Most of the Achilles tendonitis cases will target the midpoint of the tendon, and the rest of the runners’ complaints will center near the heel bone, called insertional Achilles tendonitis. The insertional tendonitis is more dangerous, since the small fluid sac found near the tendon can get irritated.

 

 

 

 

Common Symptoms of Achilles Tendonitis to Watch Out For

There are different signs to watch out for if you are a heavy runner or you are into intense training program or activities. A common sign is that feeling of stiffness or even pain in the Achilles tendon every morning. Also, this pain will eventually worsen when the person considers a more intense exercise program.  If there is thickening of the tendon or persistent swelling that is continually present, then these are signs that suggest the development of Achilles Tendonitis. If you feel a sudden pop near the heel or calf, then you may have ruptured your tendon. If this is the case, then it’s best to contact a doctor for examination and further tests.

How Achilles Tendonitis Is Examined

Once you consult with a professional, expect that a thorough physical examination of the foot and ankle will be made. The attending doctor will normally look for swelling at the back of the heel or on the Achilles tendon. The type of tendonitis will be confirmed by checking the presence of bone growth at the lower part of tendon, or by checking if there is pain in the tendon. The location of the pain will determine the specific type of Achilles tendonitis, whether it’s an insertional tendonitis or non-insertional tendonitis.

To confirm if indeed the pain and other symptoms are related to Achilles tendonitis, the doctor may require an imaging test through x-ray or Magnetic Resonance Imaging (MRI).

What You Can Do To Help Alleviate the Pain and Address Achilles Tendonitis

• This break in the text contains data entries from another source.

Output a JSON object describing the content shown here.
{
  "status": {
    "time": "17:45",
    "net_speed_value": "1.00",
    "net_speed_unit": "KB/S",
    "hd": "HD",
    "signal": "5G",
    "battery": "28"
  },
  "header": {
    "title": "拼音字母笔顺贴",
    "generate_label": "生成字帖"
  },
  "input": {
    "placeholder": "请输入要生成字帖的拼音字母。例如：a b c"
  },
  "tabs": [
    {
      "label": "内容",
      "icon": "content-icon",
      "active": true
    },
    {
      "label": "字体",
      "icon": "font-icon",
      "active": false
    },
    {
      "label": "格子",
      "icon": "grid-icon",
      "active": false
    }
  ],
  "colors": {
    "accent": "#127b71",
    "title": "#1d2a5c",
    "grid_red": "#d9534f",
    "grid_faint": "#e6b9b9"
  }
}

If the condition has been confirmed, the attending doctor will order a treatment program depending on the severity of the problem. In many cases, surgery and the use of cortisone injections will be used as the popular ways to treat the pain and rupture in the tendon. But the use of cortisone injections is often considered in rare cases since these can cause more rupture in the tendon.

There are non-surgical and safe approaches to treating pain and the rupture on the tendons. These non-surgical treatment options will usually take time before relief can be realized, but the great thing is that these are invasive and safe.

One popular approach to treatment is through the use of non-steroidal anti-inflammatory medications. You can count on medications like naproxen and ibuprofen to alleviate the swelling and the pain. The problem is that this will not reduce the thickening of the tendon, thus not a comprehensive approach to treating Achilles tendonitis.

A simple placement of ice in the most affected area can also help reduce the swelling and the pain. An ice pack that can be placed on the affected area for at least 20 minutes can help address the pain. The amount of time in using the ice pack can be cut short if there’s numbing of the skin.

There are exercise programs too that can be tapped in managing the pain and swelling of the tendons. Calf stretch and physical therapy sessions are also great solutions against tendon rupture.

Perhaps the most effective treatment approach is adequate rest, and this is something that star runner Lusapho April will do soon. April will be sidelined for the next few weeks or even months, but with the right treatment steps and adequate rest, the swelling and pain will be all gone.

And this is something that every runner should also do in case there’s a ruptured tendon accompanied by pain- understand what comes with Achilles tendonitis, learn the best treatment options and to get adequate rest.